For months, the Williamson County Democratic Party Executive Committee has been beleaguered by conflict. To grotequely oversimplify, one group consists of members loyal to outgoing chairman Jimmy Rocha (the "establishment"). The other is made up of various EC members who have at one time or another been offended or slighted by Rocha's actions; inactions; or worse yet, actions taken without adequately consulting the EC. The latter group loosely comprises the "activist" camp.
Those who fault poor Democratic message control should commend the
WCDP-EC for keeping a fairly tight lid on the fireworks. Some reporters have come around, but lacking a strong lede, the story has "no legs." When viewed up close, the WCDP's troubles are not particularly newsworthy.
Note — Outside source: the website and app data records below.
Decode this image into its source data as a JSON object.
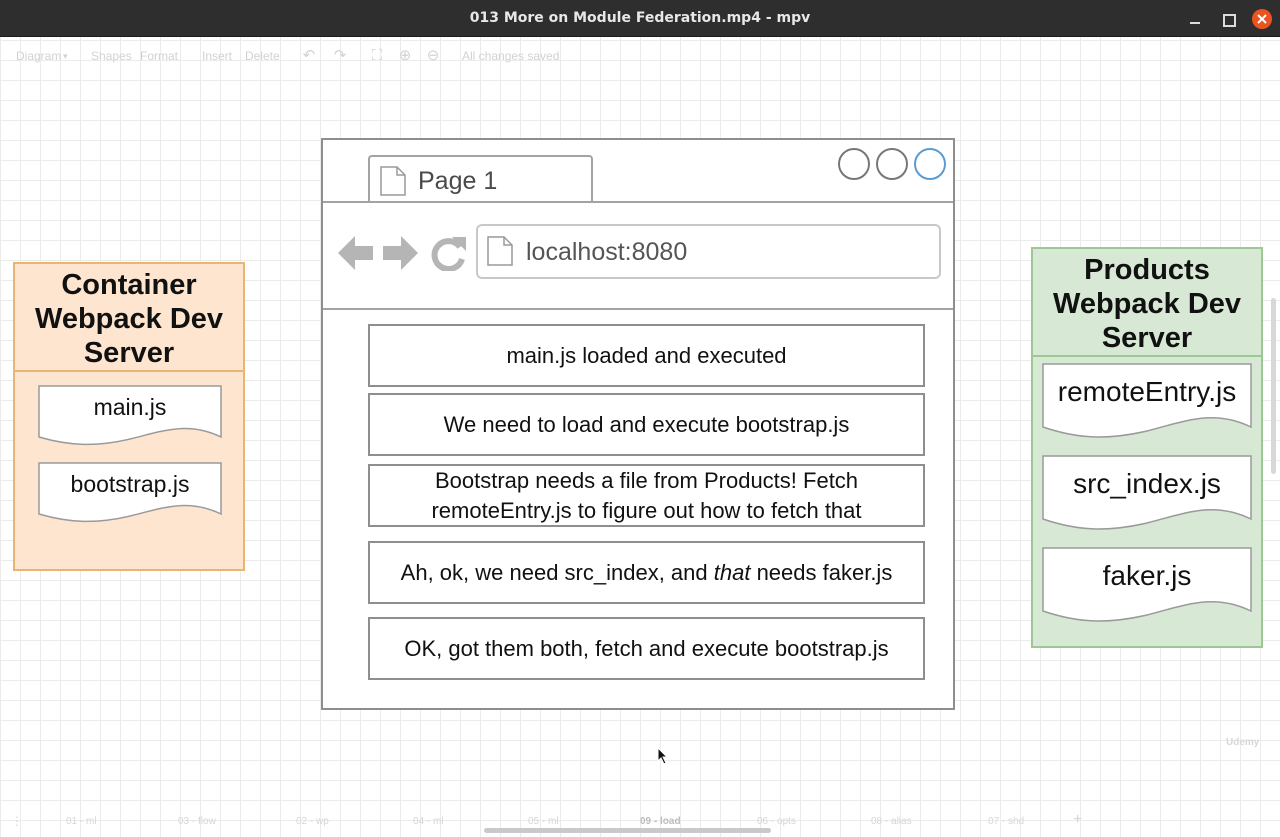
{
  "window": {
    "title": "013 More on Module Federation.mp4 - mpv"
  },
  "toolbar": {
    "diagram_menu": "Diagram",
    "shapes": "Shapes",
    "format": "Format",
    "insert": "Insert",
    "delete": "Delete",
    "status": "All changes saved"
  },
  "container_server": {
    "title_line1": "Container",
    "title_line2": "Webpack Dev",
    "title_line3": "Server",
    "files": [
      "main.js",
      "bootstrap.js"
    ],
    "fill_color": "#fde5cf",
    "border_color": "#e9b577"
  },
  "browser": {
    "tab_label": "Page 1",
    "url": "localhost:8080",
    "steps": [
      "main.js loaded and executed",
      "We need to load and execute bootstrap.js",
      "Bootstrap needs a file from Products! Fetch remoteEntry.js to figure out how to fetch that",
      "OK, got them both, fetch and execute bootstrap.js"
    ],
    "step4": {
      "before": "Ah, ok, we need src_index, and ",
      "emph": "that",
      "after": " needs faker.js"
    }
  },
  "products_server": {
    "title_line1": "Products",
    "title_line2": "Webpack Dev",
    "title_line3": "Server",
    "files": [
      "remoteEntry.js",
      "src_index.js",
      "faker.js"
    ],
    "fill_color": "#d7e8d4",
    "border_color": "#9cc893"
  },
  "bottom_tabs": [
    "01 - ml",
    "03 - flow",
    "02 - wp",
    "04 - ml",
    "05 - ml",
    "09 - load",
    "06 - opts",
    "08 - alias",
    "07 - shd"
  ],
  "watermark": "Udemy"
}
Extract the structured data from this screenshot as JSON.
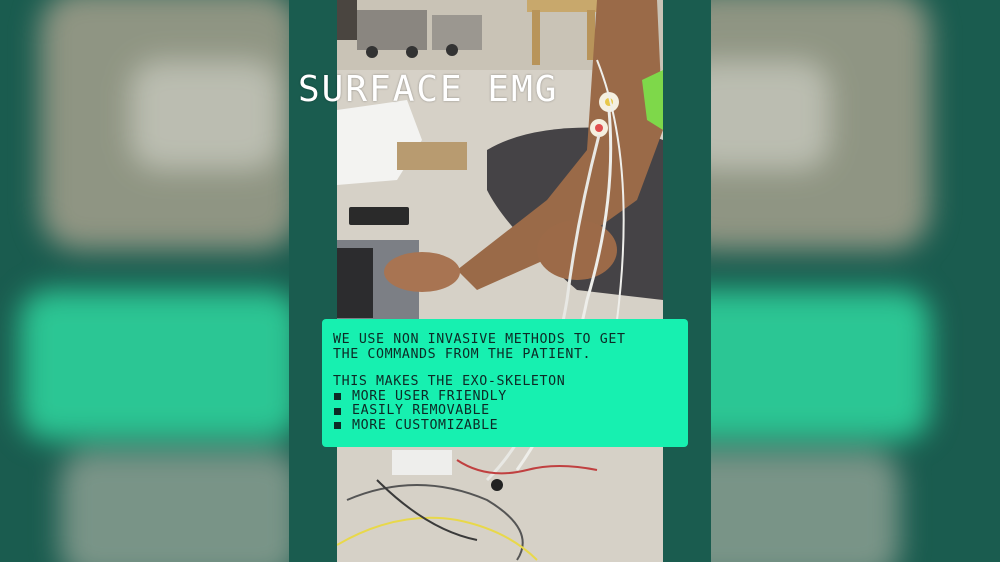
{
  "slide": {
    "title": "SURFACE EMG",
    "intro_line_1": "WE USE NON INVASIVE METHODS TO GET",
    "intro_line_2": "THE COMMANDS FROM THE PATIENT.",
    "makes_line": "THIS MAKES THE EXO-SKELETON",
    "benefits": [
      "MORE USER FRIENDLY",
      "EASILY REMOVABLE",
      "MORE CUSTOMIZABLE"
    ]
  },
  "colors": {
    "frame": "#1a5c4f",
    "card": "#17f0b0",
    "card_text": "#0d2a26",
    "title_text": "#ffffff"
  },
  "icons": {
    "bullet": "square-bullet-icon"
  }
}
However, it is becoming clear that similar dramatics are playing out in DECs across the nation.
The recent problems in nearby Bexar county have been widely reported.
Gatordemocrat has been reporting on DEC battles in Florida over at MyDD. He has started a blog to discuss several possible solutions to county party woes.
A month ago, Demondeac related his frustration with the DEC in a North Carolina county (probably Forsyth County). A commenter from Corpus Christi referred Demondeac to the Nueces County Democratic Party as a model for other DECs to emulate. Very nice site, NCDP!
MetaData's excellent comment on Demondeac's diary deserves repeating:
My personal experience with volunteering met similar resistance or incompetence. A friend of mine exerted a huge amount of effort, and finally got to be half-precinct captain. Even then, when she showed up first in line for the county meeting, she was 20th to sign in because the "in-crowd" had already met behind closed doors.
Your report about the difficulty of entry into the local Democratic Party has several possible interpretations (all of which I think are true):
- (1) Dysfunctional Management; long-termers just holding down a chair between elections
- (2) It is human nature to work with known factors (friends, culturally similar)
- (3) Intentional barriers to maintain control and keep out people and ideas they don't like.
Perhaps you mostly need persistence to push through barriers 1 and 2, although you can see how difficult-to-open the gates might be to busy people, different culture from present club members, minorties, less-educated.
Barrier number three requires strategy, intentionality, and knowing when to keep your mouth shut. I know, it's supposed to be democratic, but think about it more like getting a new job at a company where you have to start at the bottom rungs, perhaps even a company where you don't agree with corporate policy or the corporate culture. You're not going to change things right away, but build a resume over time. In the short term, competence, courtesy and volunteering for the dirty jobs can gain you respect.
In the medium run, generating money, voter registrations, volunteers and ultimately voters moves you up the ladder.
Speaking of resume building: Join a non-profit board with community visibility. Learn how to fund-raise. Make lots of political friends. Dress nicely. Speak articulately.
Hudson at MyDD provided a nice overview of the successful tactics employed by a small group of activists in New York's Hudson Valley.
Dkulju at DailyKos pointed us to the Rochester County (New Hampshire) Democratic Committee website.
In Williamson County, our DEC has been significantly demoralized. The voters have probably detected the despondence. In the 2002 Democratic Primary, voters cast 6,228 ballots. Last week, only 2,581 voters cast ballots in the Democratic Primary.
The path to victory in November requires maintaining a positive attitude, persistence, forgiveness and continued Republican miscues. The most important thing each one of us can do to improve government is to converse with our neighbors (in equal parts talking and listening) to improve our political acumen and restore our faith that an informed electorate can be trusted with the most important decisions society faces.
Improve the world by improving oneself. All politics is local.